_EXERCISE GOAL_: Scan the records below and copy every line that contains the string "Precios".

_INPUT FOR THIS TASK_:
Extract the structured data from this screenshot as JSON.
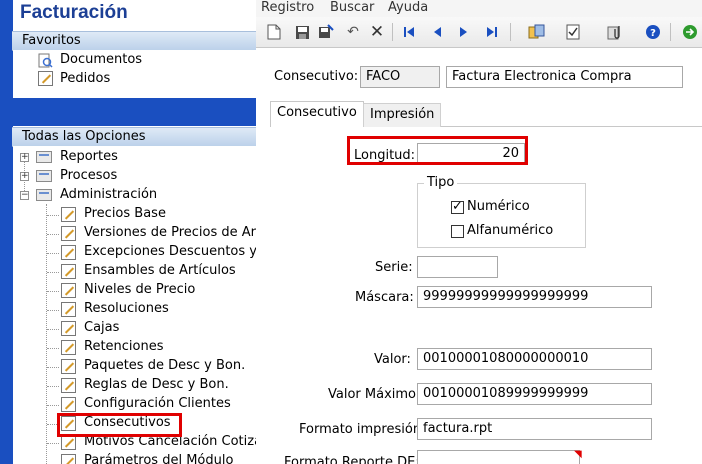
{
  "app": {
    "title": "Facturación"
  },
  "sections": {
    "favoritos": "Favoritos",
    "todas": "Todas las Opciones"
  },
  "favorites": [
    "Documentos",
    "Pedidos"
  ],
  "tree": {
    "top": [
      "Reportes",
      "Procesos",
      "Administración"
    ],
    "children": [
      "Precios Base",
      "Versiones de Precios de Artí",
      "Excepciones Descuentos y B",
      "Ensambles de Artículos",
      "Niveles de Precio",
      "Resoluciones",
      "Cajas",
      "Retenciones",
      "Paquetes de Desc y Bon.",
      "Reglas de Desc y Bon.",
      "Configuración Clientes",
      "Consecutivos",
      "Motivos Cancelación Cotizac",
      "Parámetros del Módulo"
    ]
  },
  "menu": {
    "registro": "Registro",
    "buscar": "Buscar",
    "ayuda": "Ayuda"
  },
  "toolbar": {
    "icons": [
      "new-icon",
      "save-icon",
      "save-as-icon",
      "undo-icon",
      "delete-icon",
      "first-icon",
      "previous-icon",
      "next-icon",
      "last-icon",
      "copy-icon",
      "check-icon",
      "attach-icon",
      "help-icon",
      "go-icon"
    ]
  },
  "form": {
    "consecutivo_label": "Consecutivo:",
    "consecutivo_code": "FACO",
    "consecutivo_desc": "Factura Electronica Compra",
    "tabs": [
      "Consecutivo",
      "Impresión"
    ],
    "longitud_label": "Longitud:",
    "longitud_value": "20",
    "tipo_label": "Tipo",
    "numerico_label": "Numérico",
    "numerico_checked": true,
    "alfanumerico_label": "Alfanumérico",
    "alfanumerico_checked": false,
    "serie_label": "Serie:",
    "serie_value": "",
    "mascara_label": "Máscara:",
    "mascara_value": "99999999999999999999",
    "valor_label": "Valor:",
    "valor_value": "00100001080000000010",
    "valor_max_label": "Valor Máximo:",
    "valor_max_value": "00100001089999999999",
    "formato_imp_label": "Formato impresión:",
    "formato_imp_value": "factura.rpt",
    "formato_rep_label": "Formato Reporte DE:",
    "formato_rep_value": ""
  },
  "colors": {
    "accent_blue": "#1a4fc0",
    "highlight_red": "#e00000",
    "title_blue": "#1c3f95"
  }
}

_WORKED SOLUTION_:
      "Precios Base",
      "Versiones de Precios de Artí",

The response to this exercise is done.